» Exercise directions
Would you repeat the entries below exactly and omit the pictures?

[Exercise data — start]

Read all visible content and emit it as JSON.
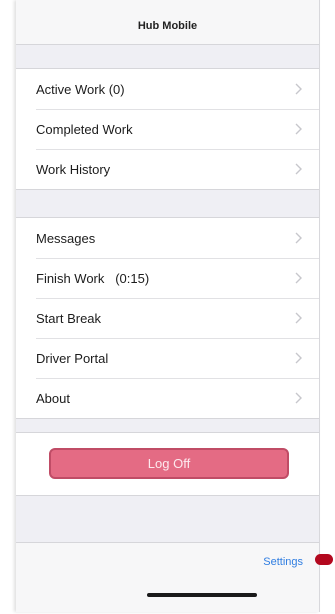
{
  "app": {
    "title": "Hub Mobile"
  },
  "menu_group_1": {
    "items": [
      {
        "label": "Active Work (0)",
        "icon": "chevron-right-icon"
      },
      {
        "label": "Completed Work",
        "icon": "chevron-right-icon"
      },
      {
        "label": "Work History",
        "icon": "chevron-right-icon"
      }
    ]
  },
  "menu_group_2": {
    "items": [
      {
        "label": "Messages",
        "icon": "chevron-right-icon"
      },
      {
        "label": "Finish Work   (0:15)",
        "icon": "chevron-right-icon"
      },
      {
        "label": "Start Break",
        "icon": "chevron-right-icon"
      },
      {
        "label": "Driver Portal",
        "icon": "chevron-right-icon"
      },
      {
        "label": "About",
        "icon": "chevron-right-icon"
      }
    ]
  },
  "logoff": {
    "label": "Log Off"
  },
  "footer": {
    "settings_label": "Settings"
  },
  "colors": {
    "logoff_fill": "#e46b84",
    "logoff_border": "#c04c66",
    "link": "#2f7de1",
    "marker": "#b3081e"
  }
}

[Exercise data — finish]

» Task answer
Read all visible content and emit it as JSON.
{
  "app": {
    "title": "Hub Mobile"
  },
  "menu_group_1": {
    "items": [
      {
        "label": "Active Work (0)",
        "icon": "chevron-right-icon"
      },
      {
        "label": "Completed Work",
        "icon": "chevron-right-icon"
      },
      {
        "label": "Work History",
        "icon": "chevron-right-icon"
      }
    ]
  },
  "menu_group_2": {
    "items": [
      {
        "label": "Messages",
        "icon": "chevron-right-icon"
      },
      {
        "label": "Finish Work   (0:15)",
        "icon": "chevron-right-icon"
      },
      {
        "label": "Start Break",
        "icon": "chevron-right-icon"
      },
      {
        "label": "Driver Portal",
        "icon": "chevron-right-icon"
      },
      {
        "label": "About",
        "icon": "chevron-right-icon"
      }
    ]
  },
  "logoff": {
    "label": "Log Off"
  },
  "footer": {
    "settings_label": "Settings"
  },
  "colors": {
    "logoff_fill": "#e46b84",
    "logoff_border": "#c04c66",
    "link": "#2f7de1",
    "marker": "#b3081e"
  }
}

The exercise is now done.